USC is actually best for people who are already quite good at filmmaking and know what they are doing. In addition, this school is more helpful for people who want to be blockbuster directors and make films in a more standard way. However, artists who try to break the mold or make experimental work will not be as well supported, especially by the faculty who often don't understand that type of filmmaking. Stories told by POC exist in plenty but because most of the faculty is white those stories also do not get the best support that they should. When it comes to tracks, directing, cinematography, and PD are the weaker tracks here. Writing, producing, and post-production (editing and sound) are strong. The editing and sound facilities are definitely good and the faculty will train you from the beginning.
I can't say if USC is worth it or not really. I'd have to graduate to see if it is but I think it can be depending on what your goals are, what you want to do, and whether you can afford it. I have learned a lot from doing things in classes but I do wish that the education was structured better. The film program can certainly help you get a job (esp if you do a post-production track), gain familiarity with equipment, and learn technical skills but it won't help you become a better artist. However, I do think that coming to USC will open doors career wise because it is well-connected but so far it has come at the cost of dealing with all of the bullshit of the school. By the time people graduate the anger of going through the first year is gone but many are left with mixed feelings. You should know what to expect before you say yes.
They pick literally anyone, students who have no idea what filmmaking is (not talking about experience but at least passion and basic understanding of filmmaking)

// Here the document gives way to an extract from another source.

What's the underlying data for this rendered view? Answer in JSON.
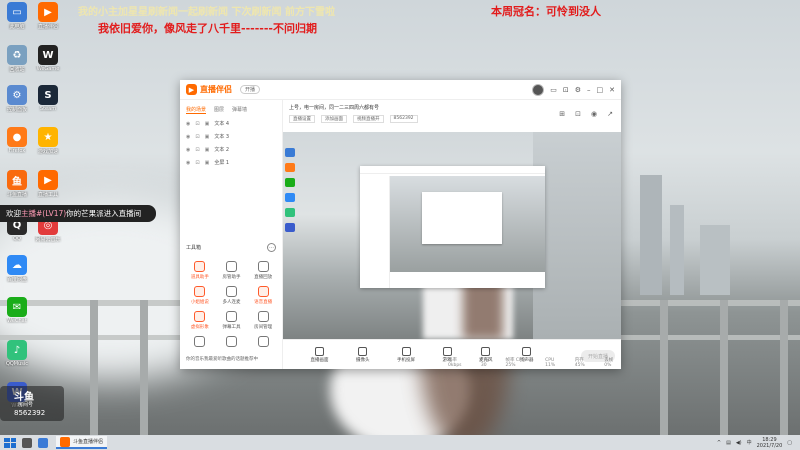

Terrible taste (Hollywood trash, as I stated. They would all die for Marvel because- KeviN FeiGe iS aN AlUmNi)
Expensive (Tuition + living cost in LA for 3 years, plus production cost etc would likely cost you a literal kidney)
USC owns YOUR film that YOU pay on your own
Most students can't accept criticism and can't give criticism
They rely on sappy stories to make film, without actually having merit
Useless first year
Terrible equipment with low production value
Not actual industry network as they market, most of the time it's just B-list directors who happen to be friends with the faculty
Overall, this school is what 'quantity over quality' means.
The network they brag about is absolutely not as they market. The filmmakers who come mostly make low-rated films that happen to need a boost of marketing. Occasionally they are good, don't get me wrong, but it's just gonna be once every semester so I wouldn't call that good network.
I would give it 0 star but this website won't let me.
Oh and the SCA building is a horrific building, an insult to any architect in the world. At least $75 million endowment from alumni and organizations are distributed to the construction of this awful building instead of I don't know, scholarship? Emergency fund? Lower tuition?
If you don’t get a scholarship to attend USC I would advise against going. It’s too much money to throw away for a school with so many problems. The first year is remedial film. If you’ve ever taken film before, it’s useless. 6 units are devoted to critical studies, which at the time of writing is 12k. Do yourself a favor and save for a house.
The so called network only helps a certain few. The fact that you’re in college helps more, so I would choose a cheaper school.